- _Dataset rows describing interfaces_
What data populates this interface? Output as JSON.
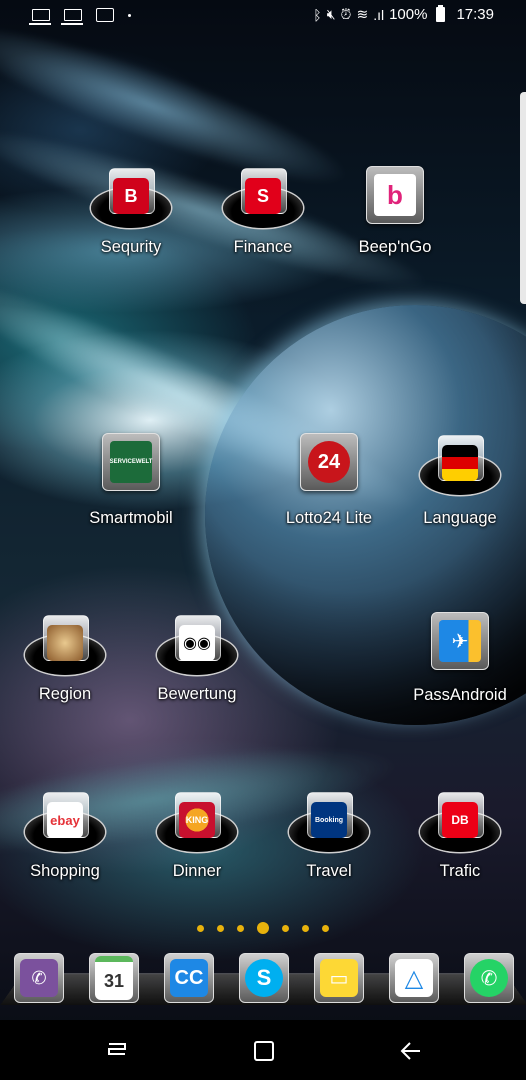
{
  "status_bar": {
    "battery": "100%",
    "time": "17:39",
    "left_icons": [
      "laptop-icon",
      "laptop-icon",
      "activity-icon",
      "dot-icon"
    ],
    "right_icons": [
      "bluetooth-icon",
      "mute-icon",
      "alarm-icon",
      "wifi-icon",
      "signal-icon",
      "battery-icon"
    ]
  },
  "apps": {
    "sequrity": "Sequrity",
    "finance": "Finance",
    "beepngo": "Beep'nGo",
    "smartmobil": "Smartmobil",
    "lotto": "Lotto24 Lite",
    "language": "Language",
    "region": "Region",
    "bewertung": "Bewertung",
    "passandroid": "PassAndroid",
    "shopping": "Shopping",
    "dinner": "Dinner",
    "travel": "Travel",
    "trafic": "Trafic"
  },
  "icon_text": {
    "sequrity_badge": "B",
    "finance_badge": "S",
    "beepngo_badge": "b",
    "smartmobil_badge": "SERVICEWELT",
    "lotto_badge": "24",
    "ebay_badge": "ebay",
    "bk_badge": "KING",
    "booking_badge": "Booking",
    "db_badge": "DB",
    "calendar_day": "31",
    "cc_badge": "CC"
  },
  "pager": {
    "count": 7,
    "active_index": 3
  },
  "dock": [
    "viber-icon",
    "calendar-icon",
    "cc-icon",
    "skype-icon",
    "messages-icon",
    "drive-icon",
    "whatsapp-icon"
  ],
  "colors": {
    "accent_dot": "#e8b20c",
    "badge_red": "#d0021b"
  }
}
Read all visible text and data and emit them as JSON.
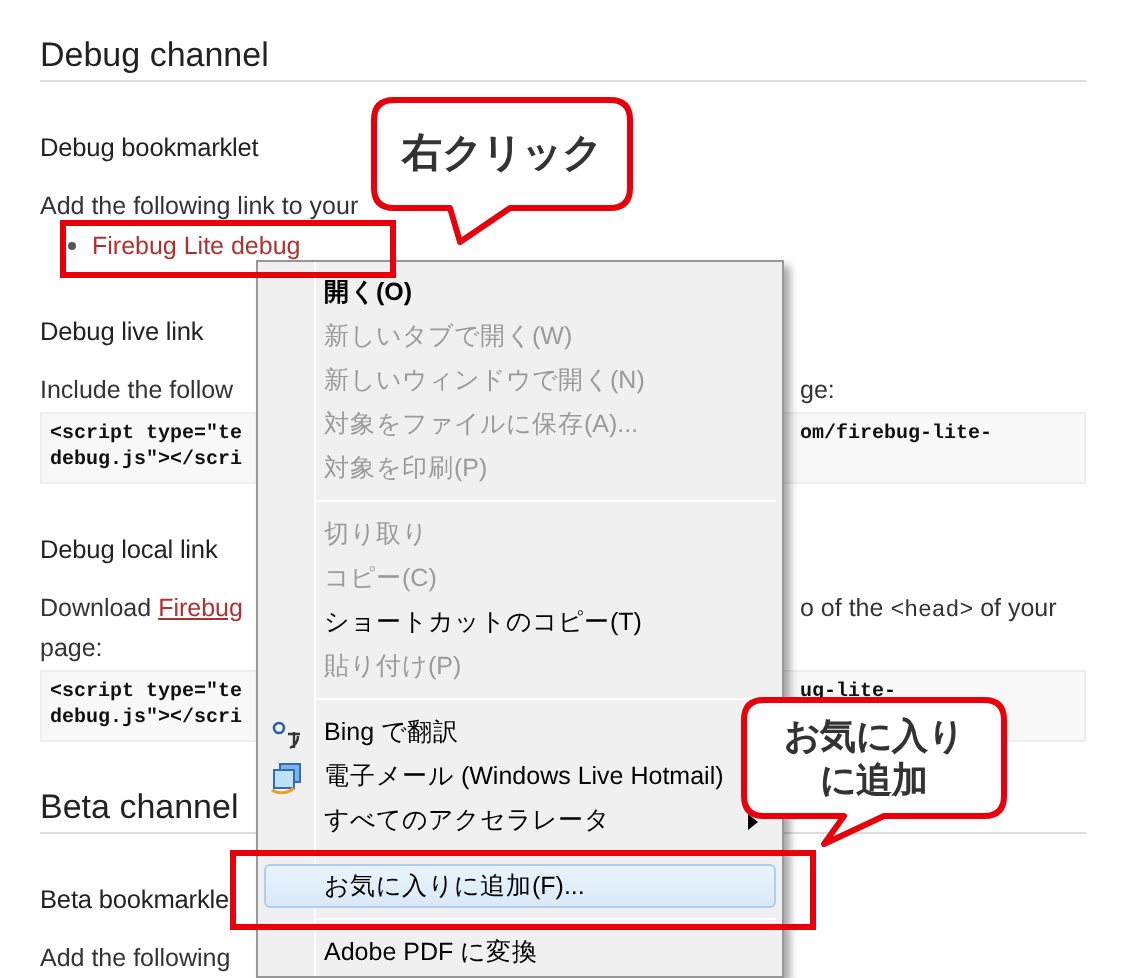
{
  "page": [
    {
      "kind": "heading",
      "text": "Debug channel"
    },
    {
      "kind": "subheading",
      "text": "Debug bookmarklet"
    },
    {
      "kind": "text",
      "lines": [
        [
          [
            {
              "kind": "plain",
              "text": "Add the following link to your"
            }
          ]
        ]
      ]
    },
    {
      "kind": "link_item",
      "text": "Firebug Lite debug"
    },
    {
      "kind": "subheading",
      "text": "Debug live link"
    },
    {
      "kind": "text",
      "lines": [
        [
          [
            {
              "kind": "plain",
              "text": "Include the follow"
            }
          ],
          [
            {
              "kind": "plain",
              "text": "ge:"
            }
          ]
        ]
      ]
    },
    {
      "kind": "code",
      "lines": [
        [
          "<script type=\"te",
          "om/firebug-lite-"
        ],
        [
          "debug.js\"></scri"
        ]
      ]
    },
    {
      "kind": "subheading",
      "text": "Debug local link"
    },
    {
      "kind": "text",
      "lines": [
        [
          [
            {
              "kind": "plain",
              "text": "Download "
            },
            {
              "kind": "link",
              "text": "Firebug"
            }
          ],
          [
            {
              "kind": "plain",
              "text": "o of the "
            },
            {
              "kind": "code",
              "text": "<head>"
            },
            {
              "kind": "plain",
              "text": " of your"
            }
          ]
        ],
        [
          [
            {
              "kind": "plain",
              "text": "page:"
            }
          ]
        ]
      ]
    },
    {
      "kind": "code",
      "lines": [
        [
          "<script type=\"te",
          "ug-lite-"
        ],
        [
          "debug.js\"></scri"
        ]
      ]
    },
    {
      "kind": "heading",
      "text": "Beta channel"
    },
    {
      "kind": "subheading",
      "text": "Beta bookmarkle"
    },
    {
      "kind": "text",
      "lines": [
        [
          [
            {
              "kind": "plain",
              "text": "Add the following"
            }
          ]
        ]
      ]
    }
  ],
  "context_menu": [
    {
      "kind": "item",
      "label": "開く(O)",
      "default": true,
      "disabled": false,
      "selected": false,
      "submenu": false
    },
    {
      "kind": "item",
      "label": "新しいタブで開く(W)",
      "default": false,
      "disabled": true,
      "selected": false,
      "submenu": false
    },
    {
      "kind": "item",
      "label": "新しいウィンドウで開く(N)",
      "default": false,
      "disabled": true,
      "selected": false,
      "submenu": false
    },
    {
      "kind": "item",
      "label": "対象をファイルに保存(A)...",
      "default": false,
      "disabled": true,
      "selected": false,
      "submenu": false
    },
    {
      "kind": "item",
      "label": "対象を印刷(P)",
      "default": false,
      "disabled": true,
      "selected": false,
      "submenu": false
    },
    {
      "kind": "separator"
    },
    {
      "kind": "item",
      "label": "切り取り",
      "default": false,
      "disabled": true,
      "selected": false,
      "submenu": false
    },
    {
      "kind": "item",
      "label": "コピー(C)",
      "default": false,
      "disabled": true,
      "selected": false,
      "submenu": false
    },
    {
      "kind": "item",
      "label": "ショートカットのコピー(T)",
      "default": false,
      "disabled": false,
      "selected": false,
      "submenu": false
    },
    {
      "kind": "item",
      "label": "貼り付け(P)",
      "default": false,
      "disabled": true,
      "selected": false,
      "submenu": false
    },
    {
      "kind": "separator"
    },
    {
      "kind": "item",
      "label": "Bing で翻訳",
      "default": false,
      "disabled": false,
      "selected": false,
      "submenu": false
    },
    {
      "kind": "item",
      "label": "電子メール (Windows Live Hotmail)",
      "default": false,
      "disabled": false,
      "selected": false,
      "submenu": false
    },
    {
      "kind": "item",
      "label": "すべてのアクセラレータ",
      "default": false,
      "disabled": false,
      "selected": false,
      "submenu": true
    },
    {
      "kind": "separator"
    },
    {
      "kind": "item",
      "label": "お気に入りに追加(F)...",
      "default": false,
      "disabled": false,
      "selected": true,
      "submenu": false
    },
    {
      "kind": "separator"
    },
    {
      "kind": "item",
      "label": "Adobe PDF に変換",
      "default": false,
      "disabled": false,
      "selected": false,
      "submenu": false
    }
  ],
  "callouts": [
    {
      "lines": [
        "右クリック"
      ]
    },
    {
      "lines": [
        "お気に入り",
        "に追加"
      ]
    }
  ]
}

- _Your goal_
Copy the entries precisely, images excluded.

- _Task solution_
What data populates this interface? Output as JSON.
{
  "status_bar": {
    "battery": "100%",
    "time": "17:39",
    "left_icons": [
      "laptop-icon",
      "laptop-icon",
      "activity-icon",
      "dot-icon"
    ],
    "right_icons": [
      "bluetooth-icon",
      "mute-icon",
      "alarm-icon",
      "wifi-icon",
      "signal-icon",
      "battery-icon"
    ]
  },
  "apps": {
    "sequrity": "Sequrity",
    "finance": "Finance",
    "beepngo": "Beep'nGo",
    "smartmobil": "Smartmobil",
    "lotto": "Lotto24 Lite",
    "language": "Language",
    "region": "Region",
    "bewertung": "Bewertung",
    "passandroid": "PassAndroid",
    "shopping": "Shopping",
    "dinner": "Dinner",
    "travel": "Travel",
    "trafic": "Trafic"
  },
  "icon_text": {
    "sequrity_badge": "B",
    "finance_badge": "S",
    "beepngo_badge": "b",
    "smartmobil_badge": "SERVICEWELT",
    "lotto_badge": "24",
    "ebay_badge": "ebay",
    "bk_badge": "KING",
    "booking_badge": "Booking",
    "db_badge": "DB",
    "calendar_day": "31",
    "cc_badge": "CC"
  },
  "pager": {
    "count": 7,
    "active_index": 3
  },
  "dock": [
    "viber-icon",
    "calendar-icon",
    "cc-icon",
    "skype-icon",
    "messages-icon",
    "drive-icon",
    "whatsapp-icon"
  ],
  "colors": {
    "accent_dot": "#e8b20c",
    "badge_red": "#d0021b"
  }
}
Read all visible text and data and emit them as JSON.
{
  "page": [
    {
      "kind": "heading",
      "text": "Debug channel"
    },
    {
      "kind": "subheading",
      "text": "Debug bookmarklet"
    },
    {
      "kind": "text",
      "lines": [
        [
          [
            {
              "kind": "plain",
              "text": "Add the following link to your"
            }
          ]
        ]
      ]
    },
    {
      "kind": "link_item",
      "text": "Firebug Lite debug"
    },
    {
      "kind": "subheading",
      "text": "Debug live link"
    },
    {
      "kind": "text",
      "lines": [
        [
          [
            {
              "kind": "plain",
              "text": "Include the follow"
            }
          ],
          [
            {
              "kind": "plain",
              "text": "ge:"
            }
          ]
        ]
      ]
    },
    {
      "kind": "code",
      "lines": [
        [
          "<script type=\"te",
          "om/firebug-lite-"
        ],
        [
          "debug.js\"></scri"
        ]
      ]
    },
    {
      "kind": "subheading",
      "text": "Debug local link"
    },
    {
      "kind": "text",
      "lines": [
        [
          [
            {
              "kind": "plain",
              "text": "Download "
            },
            {
              "kind": "link",
              "text": "Firebug"
            }
          ],
          [
            {
              "kind": "plain",
              "text": "o of the "
            },
            {
              "kind": "code",
              "text": "<head>"
            },
            {
              "kind": "plain",
              "text": " of your"
            }
          ]
        ],
        [
          [
            {
              "kind": "plain",
              "text": "page:"
            }
          ]
        ]
      ]
    },
    {
      "kind": "code",
      "lines": [
        [
          "<script type=\"te",
          "ug-lite-"
        ],
        [
          "debug.js\"></scri"
        ]
      ]
    },
    {
      "kind": "heading",
      "text": "Beta channel"
    },
    {
      "kind": "subheading",
      "text": "Beta bookmarkle"
    },
    {
      "kind": "text",
      "lines": [
        [
          [
            {
              "kind": "plain",
              "text": "Add the following"
            }
          ]
        ]
      ]
    }
  ],
  "context_menu": [
    {
      "kind": "item",
      "label": "開く(O)",
      "default": true,
      "disabled": false,
      "selected": false,
      "submenu": false
    },
    {
      "kind": "item",
      "label": "新しいタブで開く(W)",
      "default": false,
      "disabled": true,
      "selected": false,
      "submenu": false
    },
    {
      "kind": "item",
      "label": "新しいウィンドウで開く(N)",
      "default": false,
      "disabled": true,
      "selected": false,
      "submenu": false
    },
    {
      "kind": "item",
      "label": "対象をファイルに保存(A)...",
      "default": false,
      "disabled": true,
      "selected": false,
      "submenu": false
    },
    {
      "kind": "item",
      "label": "対象を印刷(P)",
      "default": false,
      "disabled": true,
      "selected": false,
      "submenu": false
    },
    {
      "kind": "separator"
    },
    {
      "kind": "item",
      "label": "切り取り",
      "default": false,
      "disabled": true,
      "selected": false,
      "submenu": false
    },
    {
      "kind": "item",
      "label": "コピー(C)",
      "default": false,
      "disabled": true,
      "selected": false,
      "submenu": false
    },
    {
      "kind": "item",
      "label": "ショートカットのコピー(T)",
      "default": false,
      "disabled": false,
      "selected": false,
      "submenu": false
    },
    {
      "kind": "item",
      "label": "貼り付け(P)",
      "default": false,
      "disabled": true,
      "selected": false,
      "submenu": false
    },
    {
      "kind": "separator"
    },
    {
      "kind": "item",
      "label": "Bing で翻訳",
      "default": false,
      "disabled": false,
      "selected": false,
      "submenu": false
    },
    {
      "kind": "item",
      "label": "電子メール (Windows Live Hotmail)",
      "default": false,
      "disabled": false,
      "selected": false,
      "submenu": false
    },
    {
      "kind": "item",
      "label": "すべてのアクセラレータ",
      "default": false,
      "disabled": false,
      "selected": false,
      "submenu": true
    },
    {
      "kind": "separator"
    },
    {
      "kind": "item",
      "label": "お気に入りに追加(F)...",
      "default": false,
      "disabled": false,
      "selected": true,
      "submenu": false
    },
    {
      "kind": "separator"
    },
    {
      "kind": "item",
      "label": "Adobe PDF に変換",
      "default": false,
      "disabled": false,
      "selected": false,
      "submenu": false
    }
  ],
  "callouts": [
    {
      "lines": [
        "右クリック"
      ]
    },
    {
      "lines": [
        "お気に入り",
        "に追加"
      ]
    }
  ]
}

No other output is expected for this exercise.